We’ll pay Gert extra, he’ll keep things going. And Nosisi and that boy who looks after your Dad. Your daughter needs you. His voice cracks. I need you.
He strokes Kate’s hair like a lover would. She is filled with an urge to take him into her mouth and suck, to suck and suck. So hungry. Starving amidst plenty.
And pulls away, with huge effort, shaken, shaking. Trying to recover herself in her own skin. I must see to something, Kate mutters. And turns. Away.
She finds herself in the kitchen, her body aching. It is so hard to know what is going on, she broods, stumbling around in her mind. Looking around the room. Searching. She is here for a reason but cannot remember.
Reaches for the coffee urn. Perhaps there is a way, she fumbles. Poor man. It must be terrible to be caught in a sexual compulsion. Driving the one person you love away …
Perhaps he has changed, she considers. She does believe in change. Perhaps this tragedy is the very thing that could bring them together.
She could go over with him. Jess would welcome them both with relief. If Kate forgives Leonard, her daughter will forgive her. The twins will be healed and all will be well. Kate can cancel the second room at the B&B and receive this man, make him her husband again, take him to her so that they can all be consoled. He would repent in her arms, weeping, forsake all other women, and she would forgive him all his transgressions. They would be delivered, and the mandala of the family restored. The circle of life revived, revitalised.
At what cost a plane ticket?

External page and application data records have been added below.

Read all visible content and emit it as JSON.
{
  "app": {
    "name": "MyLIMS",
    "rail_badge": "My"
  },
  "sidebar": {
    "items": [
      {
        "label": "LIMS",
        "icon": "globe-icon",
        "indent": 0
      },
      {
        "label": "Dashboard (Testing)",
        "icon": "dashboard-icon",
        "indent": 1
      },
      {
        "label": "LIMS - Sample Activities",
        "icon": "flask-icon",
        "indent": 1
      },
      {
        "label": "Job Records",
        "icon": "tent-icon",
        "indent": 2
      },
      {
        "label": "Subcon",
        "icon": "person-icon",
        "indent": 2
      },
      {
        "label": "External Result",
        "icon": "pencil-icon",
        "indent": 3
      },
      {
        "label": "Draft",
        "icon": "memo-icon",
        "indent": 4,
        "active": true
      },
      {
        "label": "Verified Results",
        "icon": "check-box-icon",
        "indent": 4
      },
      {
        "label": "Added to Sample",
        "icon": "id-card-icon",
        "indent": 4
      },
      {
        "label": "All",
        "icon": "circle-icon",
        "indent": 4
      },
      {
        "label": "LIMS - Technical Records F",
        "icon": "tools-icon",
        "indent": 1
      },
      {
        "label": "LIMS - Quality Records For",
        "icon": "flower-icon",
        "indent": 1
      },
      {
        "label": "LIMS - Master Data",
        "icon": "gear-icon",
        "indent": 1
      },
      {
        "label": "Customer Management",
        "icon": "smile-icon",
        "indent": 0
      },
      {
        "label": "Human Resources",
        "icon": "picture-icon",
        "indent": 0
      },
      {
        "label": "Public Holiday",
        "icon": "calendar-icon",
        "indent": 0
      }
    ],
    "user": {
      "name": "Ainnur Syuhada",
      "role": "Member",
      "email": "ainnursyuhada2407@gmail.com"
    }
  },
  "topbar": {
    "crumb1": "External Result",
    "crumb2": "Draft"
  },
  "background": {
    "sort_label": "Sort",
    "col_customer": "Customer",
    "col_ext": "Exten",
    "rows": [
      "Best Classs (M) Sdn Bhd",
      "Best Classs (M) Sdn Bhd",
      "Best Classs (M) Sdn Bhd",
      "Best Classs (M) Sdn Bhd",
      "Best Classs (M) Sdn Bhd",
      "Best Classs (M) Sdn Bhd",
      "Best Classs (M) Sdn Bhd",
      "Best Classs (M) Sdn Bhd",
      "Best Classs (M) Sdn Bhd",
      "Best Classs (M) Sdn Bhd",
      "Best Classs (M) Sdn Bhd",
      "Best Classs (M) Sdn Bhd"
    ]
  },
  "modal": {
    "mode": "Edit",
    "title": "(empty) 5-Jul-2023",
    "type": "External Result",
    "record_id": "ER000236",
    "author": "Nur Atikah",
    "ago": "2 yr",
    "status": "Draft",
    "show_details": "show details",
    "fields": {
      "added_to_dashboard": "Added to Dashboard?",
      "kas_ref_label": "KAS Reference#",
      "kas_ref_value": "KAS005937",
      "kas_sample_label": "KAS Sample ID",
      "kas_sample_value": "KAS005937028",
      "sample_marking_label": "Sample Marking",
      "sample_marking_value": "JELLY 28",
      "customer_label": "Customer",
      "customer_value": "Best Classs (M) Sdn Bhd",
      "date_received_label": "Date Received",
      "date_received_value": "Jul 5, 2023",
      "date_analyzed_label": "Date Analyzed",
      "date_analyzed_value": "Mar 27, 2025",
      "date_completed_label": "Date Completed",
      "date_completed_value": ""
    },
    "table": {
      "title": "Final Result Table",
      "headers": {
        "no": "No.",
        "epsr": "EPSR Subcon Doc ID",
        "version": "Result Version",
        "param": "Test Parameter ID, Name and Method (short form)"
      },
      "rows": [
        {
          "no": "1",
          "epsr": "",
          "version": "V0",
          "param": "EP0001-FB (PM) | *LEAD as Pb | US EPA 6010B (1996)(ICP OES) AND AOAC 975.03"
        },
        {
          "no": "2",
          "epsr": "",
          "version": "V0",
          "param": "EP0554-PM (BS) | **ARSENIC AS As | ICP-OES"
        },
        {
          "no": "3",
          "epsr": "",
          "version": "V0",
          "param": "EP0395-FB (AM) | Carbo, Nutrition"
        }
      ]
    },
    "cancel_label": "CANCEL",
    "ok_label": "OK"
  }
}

Through the window, Kate sees his car. There is someone sitting in Leonard’s car. There is someone in Leonard’s car, in the passenger seat, waiting. A woman. She can see a woman sitting and waiting in Leonard’s car. She cannot believe what she is seeing.